Omega Chapters empower inmates at Riverbend
Maximum security prison site of fraternity open panel

Members of five middle Tennessee and southern Kentucky chapters of Omega Psi Phi Fraternity, Inc. visit Riverbend Maximum Security Institution in Nashville to conduct an empowerment session with the inmates.

Members of five middle Tennessee and southern Kentucky chapters of Omega Psi Phi Fraternity, Inc. visit Riverbend Maximum Security Institution in Nashville to conduct an empowerment session with the inmates.

Members from five middle Tennessee and southern Kentucky graduate (alumni) chapters of Omega Psi Phi Fraternity, Inc. visited Riverbend Maximum Security Institution to conduct an Empowerment Session on August 20. The effort is a joint service project between Gamma Phi (Nashville, Tenn.), Omega Lambda Lambda (Hendersonville, Tenn.), Pi Gamma Gamma (Murfreesboro, Tenn.), Psi Pi (Clarksville, Tenn.) and Theta Alpha Alpha (Bowling Green, Ky.) Chapters.
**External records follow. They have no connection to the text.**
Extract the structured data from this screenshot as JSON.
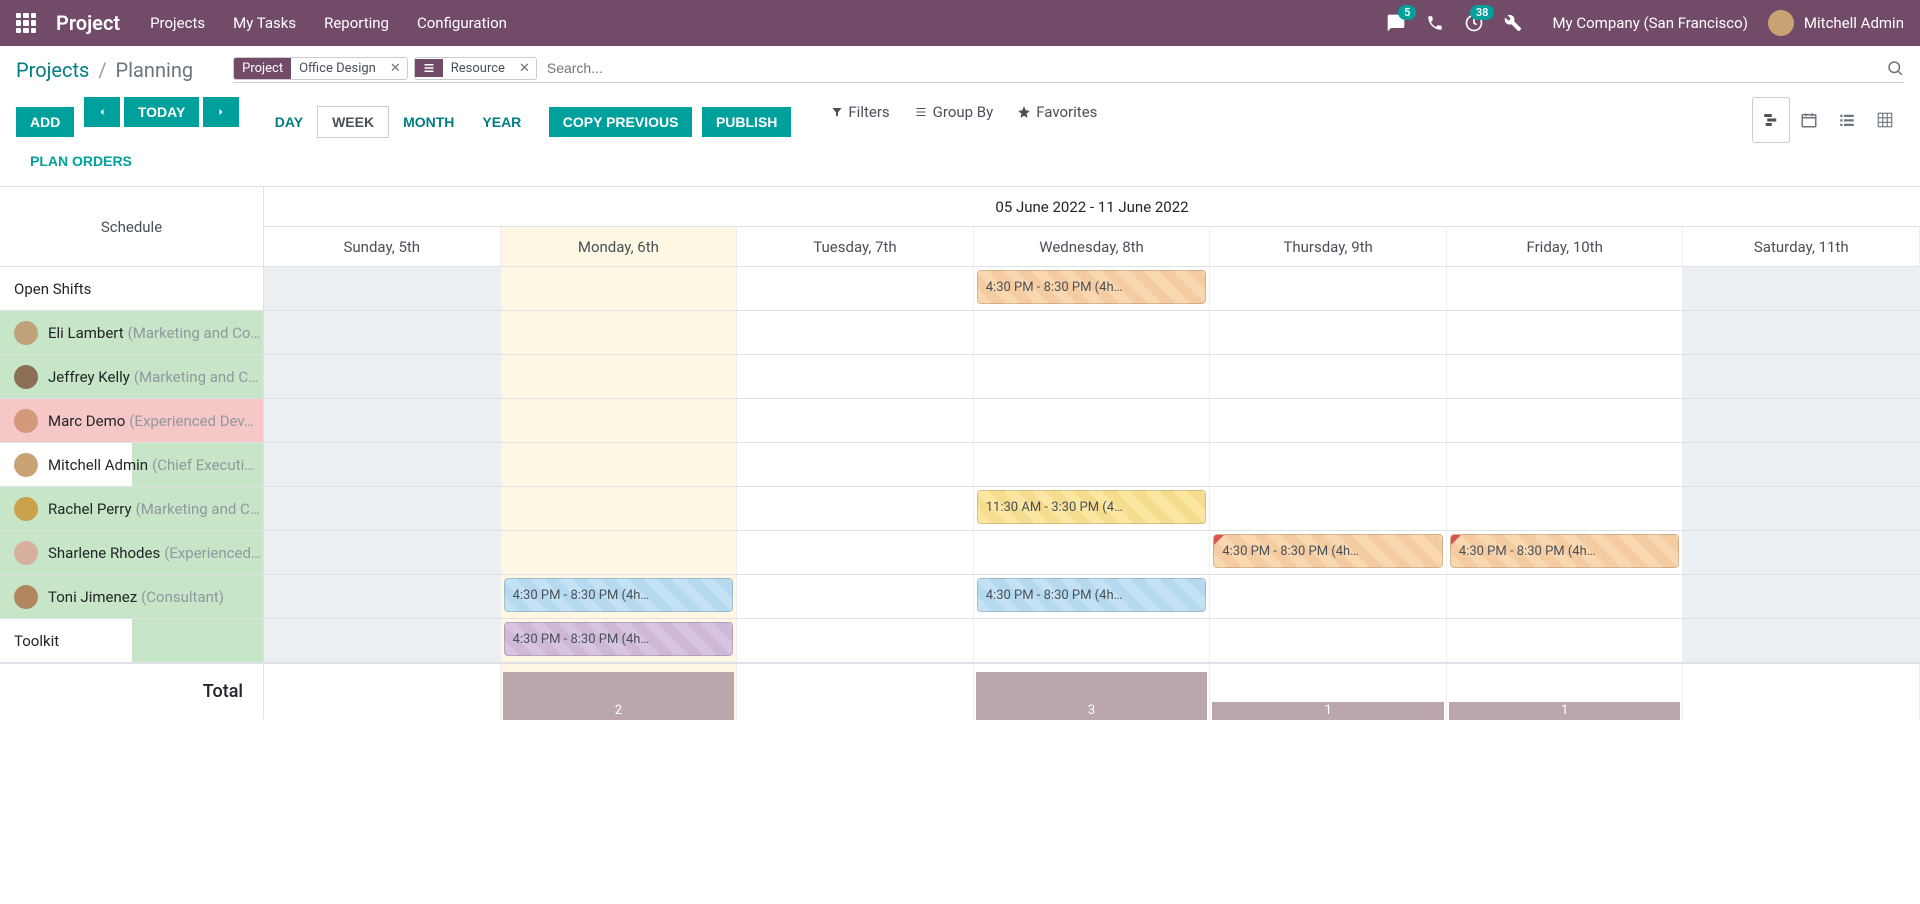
{
  "navbar": {
    "brand": "Project",
    "items": [
      "Projects",
      "My Tasks",
      "Reporting",
      "Configuration"
    ],
    "messaging_badge": "5",
    "activities_badge": "38",
    "company": "My Company (San Francisco)",
    "user_name": "Mitchell Admin"
  },
  "breadcrumb": {
    "parent": "Projects",
    "current": "Planning"
  },
  "search": {
    "facets": [
      {
        "label": "Project",
        "value": "Office Design"
      },
      {
        "icon": "groupby",
        "value": "Resource"
      }
    ],
    "placeholder": "Search..."
  },
  "buttons": {
    "add": "ADD",
    "today": "TODAY",
    "day": "DAY",
    "week": "WEEK",
    "month": "MONTH",
    "year": "YEAR",
    "copy_previous": "COPY PREVIOUS",
    "publish": "PUBLISH",
    "plan_orders": "PLAN ORDERS"
  },
  "search_options": {
    "filters": "Filters",
    "group_by": "Group By",
    "favorites": "Favorites"
  },
  "gantt": {
    "schedule_label": "Schedule",
    "date_range": "05 June 2022 - 11 June 2022",
    "days": [
      {
        "label": "Sunday, 5th",
        "weekend": true
      },
      {
        "label": "Monday, 6th",
        "today": true
      },
      {
        "label": "Tuesday, 7th"
      },
      {
        "label": "Wednesday, 8th"
      },
      {
        "label": "Thursday, 9th"
      },
      {
        "label": "Friday, 10th"
      },
      {
        "label": "Saturday, 11th",
        "weekend": true
      }
    ],
    "rows": [
      {
        "name": "Open Shifts",
        "role": "",
        "avatar": null,
        "bg": "",
        "pills": [
          {
            "day": 3,
            "text": "4:30 PM - 8:30 PM (4h…",
            "color": "orange"
          }
        ]
      },
      {
        "name": "Eli Lambert",
        "role": "(Marketing and Co…",
        "avatar": "#bfa27a",
        "bg": "green",
        "pills": []
      },
      {
        "name": "Jeffrey Kelly",
        "role": "(Marketing and C…",
        "avatar": "#8c6f56",
        "bg": "green",
        "pills": []
      },
      {
        "name": "Marc Demo",
        "role": "(Experienced Dev…",
        "avatar": "#d29a7a",
        "bg": "pink",
        "pills": []
      },
      {
        "name": "Mitchell Admin",
        "role": "(Chief Executi…",
        "avatar": "#c9a374",
        "bg": "green-partial",
        "pills": []
      },
      {
        "name": "Rachel Perry",
        "role": "(Marketing and C…",
        "avatar": "#caa24c",
        "bg": "green",
        "pills": [
          {
            "day": 3,
            "text": "11:30 AM - 3:30 PM (4…",
            "color": "yellow"
          }
        ]
      },
      {
        "name": "Sharlene Rhodes",
        "role": "(Experienced…",
        "avatar": "#d8b0a0",
        "bg": "green",
        "pills": [
          {
            "day": 4,
            "text": "4:30 PM - 8:30 PM (4h…",
            "color": "orange",
            "flag": true
          },
          {
            "day": 5,
            "text": "4:30 PM - 8:30 PM (4h…",
            "color": "orange",
            "flag": true
          }
        ]
      },
      {
        "name": "Toni Jimenez",
        "role": "(Consultant)",
        "avatar": "#b0875f",
        "bg": "green",
        "pills": [
          {
            "day": 1,
            "text": "4:30 PM - 8:30 PM (4h…",
            "color": "blue"
          },
          {
            "day": 3,
            "text": "4:30 PM - 8:30 PM (4h…",
            "color": "blue"
          }
        ]
      },
      {
        "name": "Toolkit",
        "role": "",
        "avatar": null,
        "bg": "green-partial",
        "pills": [
          {
            "day": 1,
            "text": "4:30 PM - 8:30 PM (4h…",
            "color": "purple"
          }
        ]
      }
    ],
    "total_label": "Total",
    "totals": [
      null,
      2,
      null,
      3,
      1,
      1,
      null
    ],
    "total_heights": [
      0,
      48,
      0,
      48,
      18,
      18,
      0
    ]
  }
}
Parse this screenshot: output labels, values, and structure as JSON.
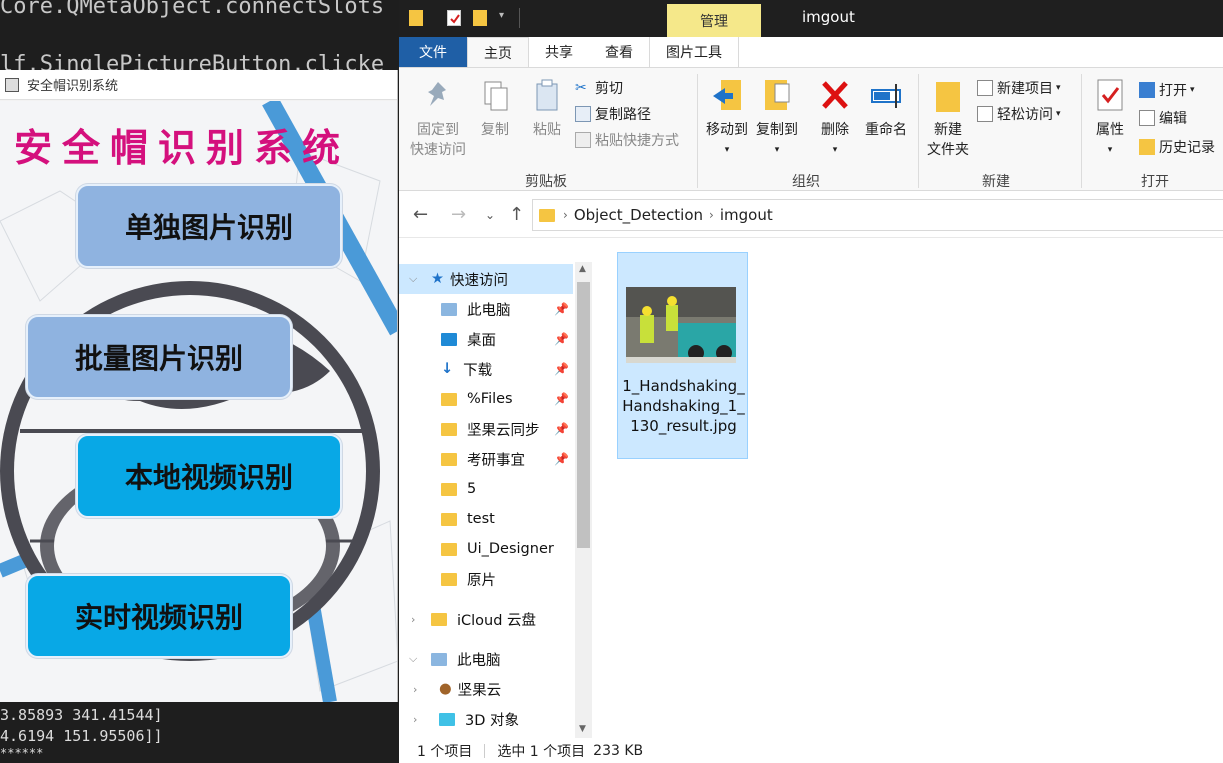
{
  "code_editor": {
    "line_top": "Core.QMetaObject.connectSlots",
    "line_mid": "lf.SinglePictureButton.clicke",
    "console": [
      "3.85893 341.41544]",
      "4.6194  151.95506]]",
      "******"
    ]
  },
  "qt_app": {
    "window_title": "安全帽识别系统",
    "heading": "安全帽识别系统",
    "buttons": [
      {
        "label": "单独图片识别",
        "color": "#8fb3e0"
      },
      {
        "label": "批量图片识别",
        "color": "#8fb3e0"
      },
      {
        "label": "本地视频识别",
        "color": "#08a8e6"
      },
      {
        "label": "实时视频识别",
        "color": "#08a8e6"
      }
    ]
  },
  "explorer": {
    "context_tab": "管理",
    "title": "imgout",
    "ribbon_tabs": [
      "文件",
      "主页",
      "共享",
      "查看",
      "图片工具"
    ],
    "groups": {
      "clipboard": {
        "label": "剪贴板",
        "pin_quick": "固定到\n快速访问",
        "copy": "复制",
        "paste": "粘贴",
        "cut": "剪切",
        "copy_path": "复制路径",
        "paste_shortcut": "粘贴快捷方式"
      },
      "organize": {
        "label": "组织",
        "move_to": "移动到",
        "copy_to": "复制到",
        "delete": "删除",
        "rename": "重命名"
      },
      "new": {
        "label": "新建",
        "new_folder": "新建\n文件夹",
        "new_item": "新建项目",
        "easy_access": "轻松访问"
      },
      "open": {
        "label": "打开",
        "properties": "属性",
        "open": "打开",
        "edit": "编辑",
        "history": "历史记录"
      }
    },
    "breadcrumb": [
      "Object_Detection",
      "imgout"
    ],
    "nav": {
      "quick_access": "快速访问",
      "items": [
        {
          "label": "此电脑",
          "pinned": true,
          "icon": "pc-icon"
        },
        {
          "label": "桌面",
          "pinned": true,
          "icon": "desktop-icon"
        },
        {
          "label": "下载",
          "pinned": true,
          "icon": "download-icon"
        },
        {
          "label": "%Files",
          "pinned": true,
          "icon": "folder-icon"
        },
        {
          "label": "坚果云同步",
          "pinned": true,
          "icon": "folder-icon"
        },
        {
          "label": "考研事宜",
          "pinned": true,
          "icon": "folder-icon"
        },
        {
          "label": "5",
          "pinned": false,
          "icon": "folder-icon"
        },
        {
          "label": "test",
          "pinned": false,
          "icon": "folder-icon"
        },
        {
          "label": "Ui_Designer",
          "pinned": false,
          "icon": "folder-icon"
        },
        {
          "label": "原片",
          "pinned": false,
          "icon": "folder-icon"
        }
      ],
      "icloud": "iCloud 云盘",
      "this_pc": "此电脑",
      "pc_children": [
        "坚果云",
        "3D 对象"
      ]
    },
    "file": {
      "name": "1_Handshaking_Handshaking_1_130_result.jpg"
    },
    "status": {
      "count": "1 个项目",
      "selected": "选中 1 个项目",
      "size": "233 KB"
    }
  }
}
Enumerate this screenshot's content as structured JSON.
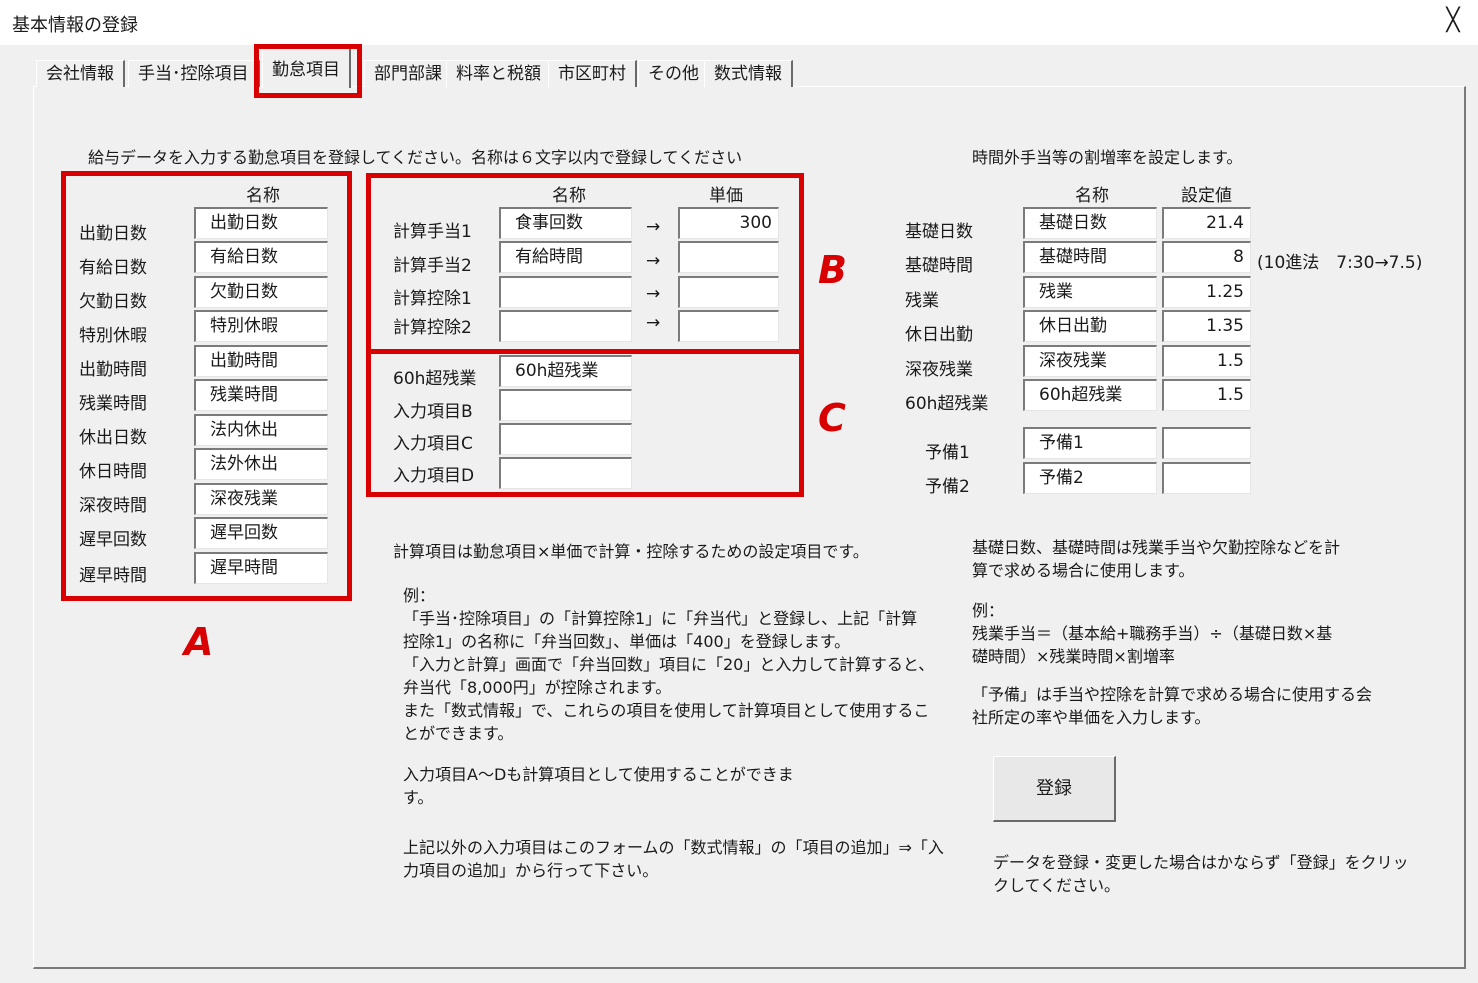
{
  "window": {
    "title": "基本情報の登録",
    "close_glyph": "╳"
  },
  "tabs": [
    {
      "label": "会社情報"
    },
    {
      "label": "手当･控除項目"
    },
    {
      "label": "勤怠項目"
    },
    {
      "label": "部門部課"
    },
    {
      "label": "料率と税額"
    },
    {
      "label": "市区町村"
    },
    {
      "label": "その他"
    },
    {
      "label": "数式情報"
    }
  ],
  "active_tab": "勤怠項目",
  "left": {
    "instruction": "給与データを入力する勤怠項目を登録してください。名称は６文字以内で登録してください",
    "header": "名称",
    "rows": [
      {
        "label": "出勤日数",
        "value": "出勤日数"
      },
      {
        "label": "有給日数",
        "value": "有給日数"
      },
      {
        "label": "欠勤日数",
        "value": "欠勤日数"
      },
      {
        "label": "特別休暇",
        "value": "特別休暇"
      },
      {
        "label": "出勤時間",
        "value": "出勤時間"
      },
      {
        "label": "残業時間",
        "value": "残業時間"
      },
      {
        "label": "休出日数",
        "value": "法内休出"
      },
      {
        "label": "休日時間",
        "value": "法外休出"
      },
      {
        "label": "深夜時間",
        "value": "深夜残業"
      },
      {
        "label": "遅早回数",
        "value": "遅早回数"
      },
      {
        "label": "遅早時間",
        "value": "遅早時間"
      }
    ],
    "marker": "A"
  },
  "calc": {
    "header_name": "名称",
    "header_price": "単価",
    "arrow": "→",
    "rows": [
      {
        "label": "計算手当1",
        "name": "食事回数",
        "price": "300"
      },
      {
        "label": "計算手当2",
        "name": "有給時間",
        "price": ""
      },
      {
        "label": "計算控除1",
        "name": "",
        "price": ""
      },
      {
        "label": "計算控除2",
        "name": "",
        "price": ""
      }
    ],
    "marker": "B"
  },
  "inputs": {
    "rows": [
      {
        "label": "60h超残業",
        "value": "60h超残業"
      },
      {
        "label": "入力項目B",
        "value": ""
      },
      {
        "label": "入力項目C",
        "value": ""
      },
      {
        "label": "入力項目D",
        "value": ""
      }
    ],
    "marker": "C"
  },
  "middle_text": {
    "p1": "計算項目は勤怠項目×単価で計算・控除するための設定項目です。",
    "p2": "例：\n「手当･控除項目」の「計算控除1」に「弁当代」と登録し、上記「計算\n控除1」の名称に「弁当回数」、単価は「400」を登録します。\n「入力と計算」画面で「弁当回数」項目に「20」と入力して計算すると、\n弁当代「8,000円」が控除されます。\nまた「数式情報」で、これらの項目を使用して計算項目として使用するこ\nとができます。",
    "p3": "入力項目A～Dも計算項目として使用することができま\nす。",
    "p4": "上記以外の入力項目はこのフォームの「数式情報」の「項目の追加」⇒「入\n力項目の追加」から行って下さい。"
  },
  "right": {
    "instruction": "時間外手当等の割増率を設定します。",
    "header_name": "名称",
    "header_value": "設定値",
    "rows": [
      {
        "label": "基礎日数",
        "name": "基礎日数",
        "value": "21.4"
      },
      {
        "label": "基礎時間",
        "name": "基礎時間",
        "value": "8"
      },
      {
        "label": "残業",
        "name": "残業",
        "value": "1.25"
      },
      {
        "label": "休日出勤",
        "name": "休日出勤",
        "value": "1.35"
      },
      {
        "label": "深夜残業",
        "name": "深夜残業",
        "value": "1.5"
      },
      {
        "label": "60h超残業",
        "name": "60h超残業",
        "value": "1.5"
      }
    ],
    "note": "(10進法　7:30→7.5)",
    "reserve": [
      {
        "label": "予備1",
        "name": "予備1",
        "value": ""
      },
      {
        "label": "予備2",
        "name": "予備2",
        "value": ""
      }
    ],
    "text1": "基礎日数、基礎時間は残業手当や欠勤控除などを計\n算で求める場合に使用します。",
    "text2": "例：\n残業手当＝（基本給+職務手当）÷（基礎日数×基\n礎時間）×残業時間×割増率",
    "text3": "「予備」は手当や控除を計算で求める場合に使用する会\n社所定の率や単価を入力します。",
    "register_label": "登録",
    "footer": "データを登録・変更した場合はかならず「登録」をクリッ\nクしてください。"
  },
  "colors": {
    "highlight": "#d80000",
    "dialog": "#f0f0f0"
  }
}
Omega Psi Phi has had a presence at the prison since 2006 when Gamma Phi Chapter conducted a Black History Program at the facility.

Omega Psi Phi member Willie Jackson, Sr. (l) talks with inmate Darry Mitchell (r) during time for one-on-one mentoring.

Omega Psi Phi member Willie Jackson, Sr. (l) talks with inmate Darry Mitchell (r) during time for one-on-one mentoring.

In 2011, Gamma Phi was joined by Omega Lambda Lambda and Pi Gamma Gamma Chapters. The response from the inmates was so positive that the frequency of visits was increased from once per year to quarterly visits. In 2012, Psi Pi and Theta Alpha Alpha Chapters joined the Riverbend Project, making the joint service project five Chapters strong. The increase in manpower helped to expand the expertise the fraternity was able to provide to the inmates, capitalizing off of the varied experiences and backgrounds of the brothers.

Open panel discussions were added to the format as well as time for one-on-one mentoring. Topics for the open panel discussions have included health issues that affect men, spiritual uplift, legal advice, repairing your credit, how to start a business, how to start a nonprofit organization and resources available to inmates upon release from prison, to name a few.

“It’s been an amazing transformation since the addition of the other chapters,” said Clint Boyd, Jr., coordinator of The Riverbend Project. “Many of the brothers have established personal relationships with inmates—serving as mentors, corresponding with them on a regular basis and serving as a support matrix to help them re-adjust to society and the workforce once they are released.”